Problem requirements:
Where does the word "object" appear in the entries below? Copy each line that holds it.

Given records:

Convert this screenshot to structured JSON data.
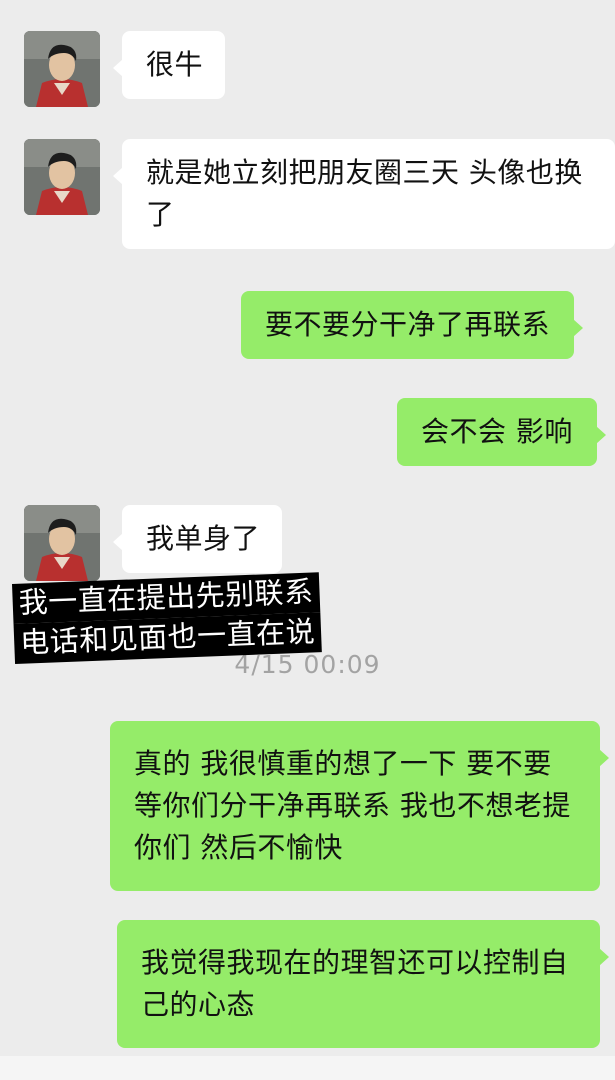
{
  "messages": [
    {
      "from": "other",
      "text": "很牛"
    },
    {
      "from": "other",
      "text": "就是她立刻把朋友圈三天 头像也换了"
    },
    {
      "from": "me",
      "text": "要不要分干净了再联系"
    },
    {
      "from": "me",
      "text": "会不会 影响"
    },
    {
      "from": "other",
      "text": "我单身了"
    },
    {
      "from": "me",
      "text": "真的 我很慎重的想了一下 要不要等你们分干净再联系 我也不想老提你们 然后不愉快"
    },
    {
      "from": "me",
      "text": "我觉得我现在的理智还可以控制自己的心态"
    }
  ],
  "timestamp": "4/15 00:09",
  "overlay_caption": {
    "lines": [
      "我一直在提出先别联系",
      "电话和见面也一直在说"
    ]
  },
  "avatar_icon": "avatar-basketball-player-icon",
  "colors": {
    "background": "#ececec",
    "incoming_bubble": "#ffffff",
    "outgoing_bubble": "#95ec69",
    "timestamp": "#a3a3a3"
  }
}
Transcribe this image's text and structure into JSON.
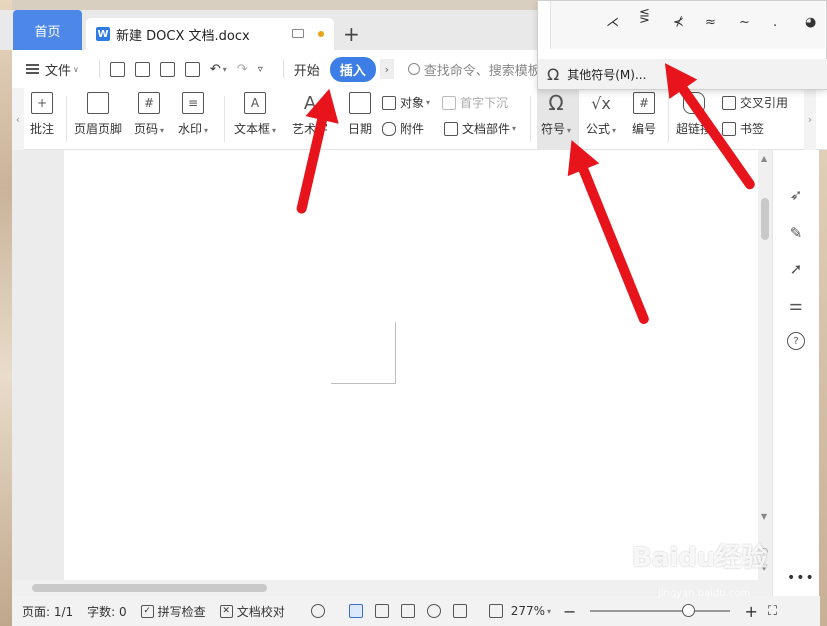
{
  "title_bar": {
    "home_tab": "首页",
    "doc_tab": {
      "icon": "W",
      "title": "新建 DOCX 文档.docx"
    },
    "add_tab": "+"
  },
  "menu_bar": {
    "file_label": "文件",
    "start_label": "开始",
    "insert_label": "插入",
    "search_placeholder": "查找命令、搜索模板"
  },
  "ribbon": {
    "comment": "批注",
    "header_footer": "页眉页脚",
    "page_number": "页码",
    "watermark": "水印",
    "textbox": "文本框",
    "wordart": "艺术字",
    "date": "日期",
    "object": "对象",
    "drop_cap": "首字下沉",
    "attachment": "附件",
    "doc_parts": "文档部件",
    "symbol": "符号",
    "formula": "公式",
    "numbering": "编号",
    "hyperlink": "超链接",
    "cross_ref": "交叉引用",
    "bookmark": "书签"
  },
  "symbol_dropdown": {
    "symbols": [
      "⋌",
      "⋚",
      "⊀",
      "≈",
      "~",
      ".",
      "◕"
    ],
    "more_symbols": "其他符号(M)..."
  },
  "status_bar": {
    "page": "页面: 1/1",
    "word_count": "字数: 0",
    "spell_check": "拼写检查",
    "proofread": "文档校对",
    "zoom": "277%",
    "zoom_level_percent": 277
  },
  "watermark_text": {
    "brand": "Baidu经验",
    "url": "jingyan.baidu.com"
  }
}
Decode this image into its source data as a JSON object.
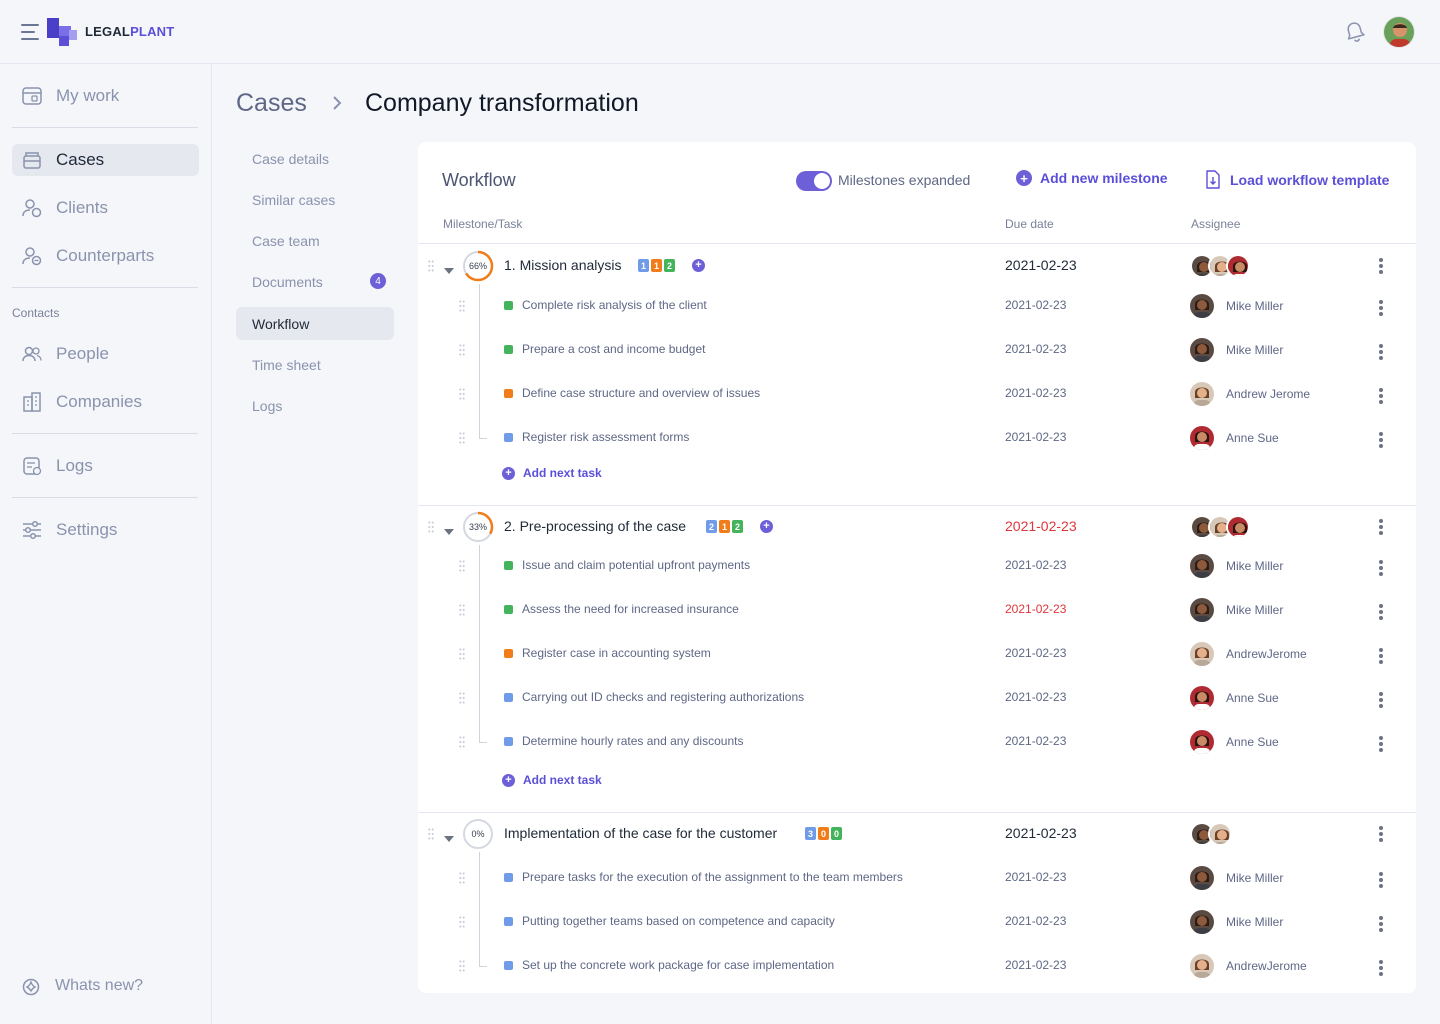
{
  "app": {
    "logo_text_a": "LEGAL",
    "logo_text_b": "PLANT",
    "brand_color": "#5b4fd8"
  },
  "sidebar": {
    "items": [
      {
        "label": "My work",
        "icon": "calendar-icon"
      },
      {
        "label": "Cases",
        "icon": "briefcase-icon",
        "active": true
      },
      {
        "label": "Clients",
        "icon": "client-icon"
      },
      {
        "label": "Counterparts",
        "icon": "counterpart-icon"
      },
      {
        "label": "People",
        "icon": "people-icon"
      },
      {
        "label": "Companies",
        "icon": "buildings-icon"
      },
      {
        "label": "Logs",
        "icon": "logs-icon"
      },
      {
        "label": "Settings",
        "icon": "sliders-icon"
      }
    ],
    "contacts_label": "Contacts",
    "whats_new": "Whats new?"
  },
  "breadcrumb": {
    "root": "Cases",
    "current": "Company transformation"
  },
  "subnav": {
    "items": [
      {
        "label": "Case details"
      },
      {
        "label": "Similar cases"
      },
      {
        "label": "Case team"
      },
      {
        "label": "Documents",
        "badge": "4"
      },
      {
        "label": "Workflow",
        "active": true
      },
      {
        "label": "Time sheet"
      },
      {
        "label": "Logs"
      }
    ]
  },
  "workflow": {
    "title": "Workflow",
    "toggle_label": "Milestones expanded",
    "add_milestone": "Add new milestone",
    "load_template": "Load workflow template",
    "col_task": "Milestone/Task",
    "col_due": "Due date",
    "col_assignee": "Assignee",
    "add_task": "Add next task",
    "milestones": [
      {
        "title": "1. Mission analysis",
        "progress_label": "66%",
        "progress": 0.66,
        "chips": [
          "1",
          "1",
          "2"
        ],
        "due": "2021-02-23",
        "late": false,
        "tasks": [
          {
            "title": "Complete risk analysis of the client",
            "status": "green",
            "due": "2021-02-23",
            "assignee": "Mike Miller"
          },
          {
            "title": "Prepare a cost and income budget",
            "status": "green",
            "due": "2021-02-23",
            "assignee": "Mike Miller"
          },
          {
            "title": "Define case structure and overview of issues",
            "status": "orange",
            "due": "2021-02-23",
            "assignee": "Andrew Jerome"
          },
          {
            "title": "Register risk assessment forms",
            "status": "blue",
            "due": "2021-02-23",
            "assignee": "Anne Sue"
          }
        ]
      },
      {
        "title": "2. Pre-processing of the case",
        "progress_label": "33%",
        "progress": 0.33,
        "chips": [
          "2",
          "1",
          "2"
        ],
        "due": "2021-02-23",
        "late": true,
        "tasks": [
          {
            "title": "Issue and claim potential upfront payments",
            "status": "green",
            "due": "2021-02-23",
            "assignee": "Mike Miller"
          },
          {
            "title": "Assess the need for increased insurance",
            "status": "green",
            "due": "2021-02-23",
            "assignee": "Mike Miller",
            "late": true
          },
          {
            "title": "Register case in accounting system",
            "status": "orange",
            "due": "2021-02-23",
            "assignee": "AndrewJerome"
          },
          {
            "title": "Carrying out ID checks and registering authorizations",
            "status": "blue",
            "due": "2021-02-23",
            "assignee": "Anne Sue"
          },
          {
            "title": "Determine hourly rates and any discounts",
            "status": "blue",
            "due": "2021-02-23",
            "assignee": "Anne Sue"
          }
        ]
      },
      {
        "title": "Implementation of the case for the customer",
        "progress_label": "0%",
        "progress": 0,
        "chips": [
          "3",
          "0",
          "0"
        ],
        "due": "2021-02-23",
        "late": false,
        "tasks": [
          {
            "title": "Prepare tasks for the execution of the assignment to the team members",
            "status": "blue",
            "due": "2021-02-23",
            "assignee": "Mike Miller"
          },
          {
            "title": "Putting together teams based on competence and capacity",
            "status": "blue",
            "due": "2021-02-23",
            "assignee": "Mike Miller"
          },
          {
            "title": "Set up the concrete work package for case implementation",
            "status": "blue",
            "due": "2021-02-23",
            "assignee": "AndrewJerome"
          }
        ]
      }
    ]
  }
}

Result of this exercise:
    "object": "对象",
Decode this image into its source data as a JSON object.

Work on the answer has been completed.